Twelve men will face trial on Wednesday for complicity in incidents of mass sexual assault reported in Tahrir Square on 25 January, 3 June and 8 June 2014.
Supporters of newly-elected President Abdel Fattah Al-Sisi held demonstrations in Tahrir Square on the three aforementioned days to celebrate the third anniversary of the January 2011 revolution, Al-Sisi’s election as president and his inauguration, respectively.
The defendants, involved in five different court cases, will face trial in the South Cairo Criminal Court, reported state-run news agency MENA. They are charged with: kidnapping, indecent assault, physical torture, stealth, attempted rape and attempted murder. If the defendants are found guilty, they may be sentenced to life in prison.
Nationwide anger spiralled against reported cases of sexual assault in Tahrir Square after a video documenting one case went viral two weeks ago. The video shows a woman being subjected to mass assault after she is stripped naked, with security personnel trying to drive the assailants away.
The prosecutor general’s office said it interrogated three suspects for over 10 days for sexually assaulting a 42 year-old woman and her daughter in Tahrir Square on 3 June.
Last week, the prosecutor general referred 13 sexual assault suspects to the urgent criminal court.

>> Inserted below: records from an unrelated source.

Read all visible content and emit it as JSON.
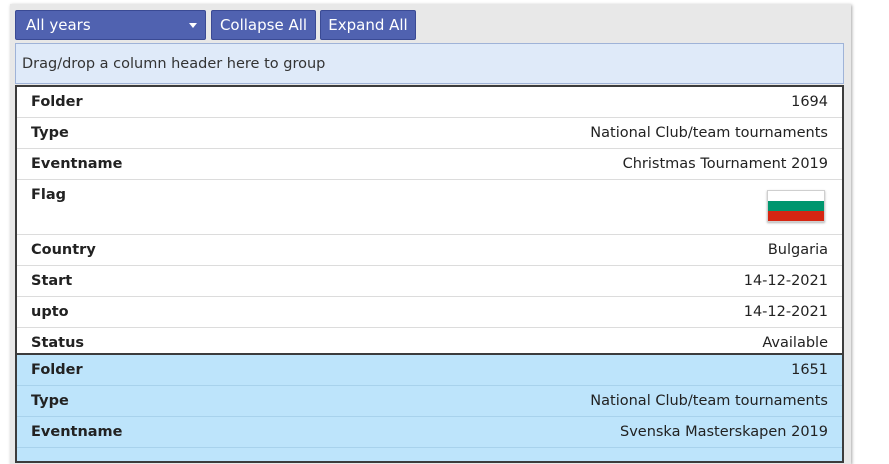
{
  "toolbar": {
    "year_filter": "All years",
    "collapse_label": "Collapse All",
    "expand_label": "Expand All"
  },
  "group_area_text": "Drag/drop a column header here to group",
  "records": [
    {
      "folder_label": "Folder",
      "folder": "1694",
      "type_label": "Type",
      "type": "National Club/team tournaments",
      "eventname_label": "Eventname",
      "eventname": "Christmas Tournament 2019",
      "flag_label": "Flag",
      "flag_colors": [
        "#ffffff",
        "#00966e",
        "#d62612"
      ],
      "country_label": "Country",
      "country": "Bulgaria",
      "start_label": "Start",
      "start": "14-12-2021",
      "upto_label": "upto",
      "upto": "14-12-2021",
      "status_label": "Status",
      "status": "Available"
    },
    {
      "folder_label": "Folder",
      "folder": "1651",
      "type_label": "Type",
      "type": "National Club/team tournaments",
      "eventname_label": "Eventname",
      "eventname": "Svenska Masterskapen 2019"
    }
  ],
  "colors": {
    "button": "#5062b0",
    "group_area": "#dfeaf9",
    "selected_row": "#bde4fb"
  }
}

The prosecution’s investigation into the assault cases revealed that “criminal groups” sexually assaulted six women on 8 June. Civil society organisations reported at least nine cases of sexual assault, while the Forensics Authority medically examined at least seven women subjected to “indecent assault” on 10 June.
Wednesday’s scheduled trial comes amid a string of legal measures taken in regards to sexual harassment and assault.
A misdemeanour court issued a swift verdict on Saturday, handing a one year labour sentence and an EGP 3,000 fine to a man captured last Wednesday while taking a photo of a sleeping woman on a public bus.
On Wednesday, another misdemeanour court sentenced two men charged with sexual harassment to six months labour.
The Heliopolis Misdemeanour Court is also trying two men accused of assaulting a policeman and harassing two women during celebrations of Al-Sisi’s inauguration on 8 June.
Mostafa Mahmoud, lawyer at women’s rights group Nazra for Feminist Studies, earlier said he believes the state’s attention to sexual harassment and assault cases will wane along with the media’s focus on such cases.
Mahmoud said that cases of mass sexual assault, similar to those reported from Tahrir Square during Al-Sisi’s inauguration, were reported during protests in the iconic square in November 2012. The aforementioned cases, however, are yet to be referred to court.
Shortly before ceding power, former President Adly Mansour issued a law amending articles in the Penal Code establishing harsher punishment for sexual harassment.
A report issued by the United Nations Entity for Gender Equality and the Empowerment of Women in April 2013 revealed an overwhelming majority of Egyptian women have experienced sexual harassment; as many as 99.3% of women have reported incidents of sexual harassment, while 96.5% had been sexually assaulted.